What the task requires:
Images do not belong in the copy. Set down all the entries exactly.

Records provided:

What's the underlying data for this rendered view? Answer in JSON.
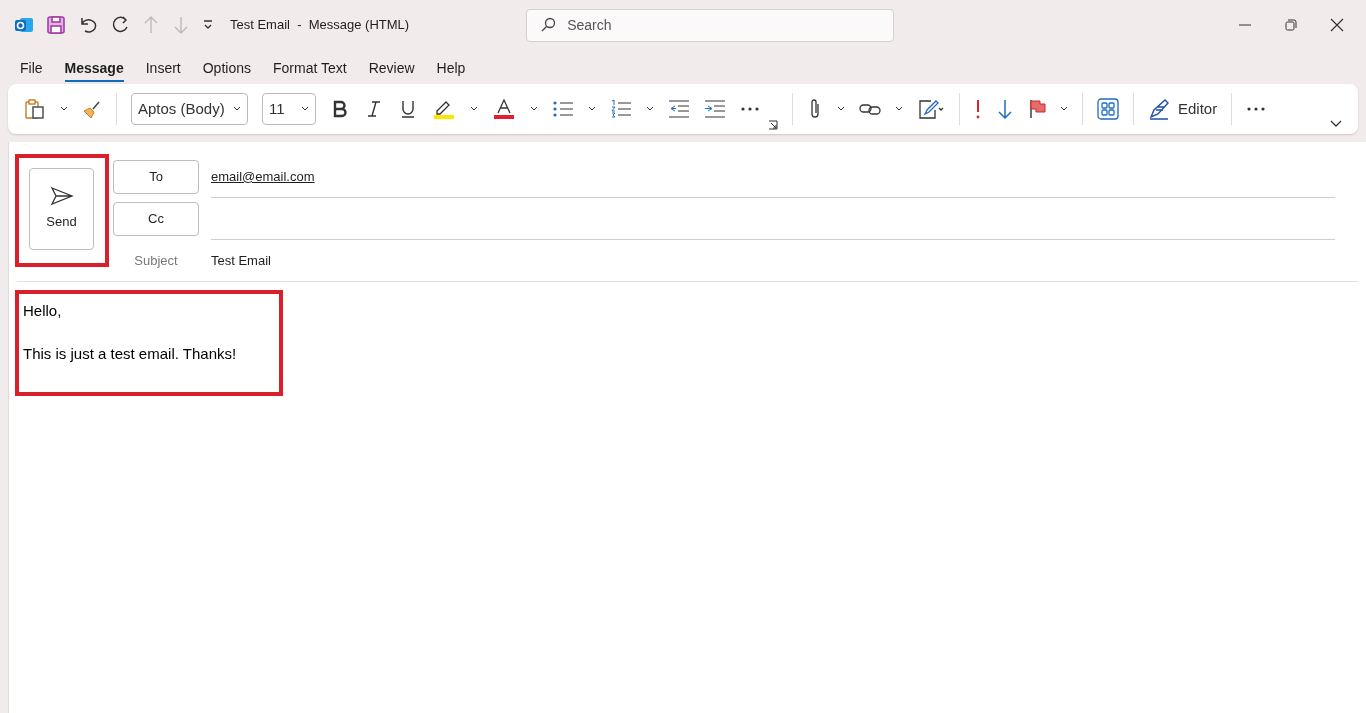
{
  "window": {
    "title": "Test Email  -  Message (HTML)"
  },
  "search": {
    "placeholder": "Search"
  },
  "tabs": [
    {
      "label": "File",
      "selected": false
    },
    {
      "label": "Message",
      "selected": true
    },
    {
      "label": "Insert",
      "selected": false
    },
    {
      "label": "Options",
      "selected": false
    },
    {
      "label": "Format Text",
      "selected": false
    },
    {
      "label": "Review",
      "selected": false
    },
    {
      "label": "Help",
      "selected": false
    }
  ],
  "ribbon": {
    "font": "Aptos (Body)",
    "size": "11",
    "editor": "Editor"
  },
  "compose": {
    "send": "Send",
    "to_label": "To",
    "to_value": "email@email.com",
    "cc_label": "Cc",
    "subject_label": "Subject",
    "subject_value": "Test Email",
    "body": [
      "Hello,",
      "This is just a test email. Thanks!"
    ]
  }
}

Output of the task:
What's the underlying data for this rendered view? Answer in JSON.
{
  "window": {
    "title": "Test Email  -  Message (HTML)"
  },
  "search": {
    "placeholder": "Search"
  },
  "tabs": [
    {
      "label": "File",
      "selected": false
    },
    {
      "label": "Message",
      "selected": true
    },
    {
      "label": "Insert",
      "selected": false
    },
    {
      "label": "Options",
      "selected": false
    },
    {
      "label": "Format Text",
      "selected": false
    },
    {
      "label": "Review",
      "selected": false
    },
    {
      "label": "Help",
      "selected": false
    }
  ],
  "ribbon": {
    "font": "Aptos (Body)",
    "size": "11",
    "editor": "Editor"
  },
  "compose": {
    "send": "Send",
    "to_label": "To",
    "to_value": "email@email.com",
    "cc_label": "Cc",
    "subject_label": "Subject",
    "subject_value": "Test Email",
    "body": [
      "Hello,",
      "This is just a test email. Thanks!"
    ]
  }
}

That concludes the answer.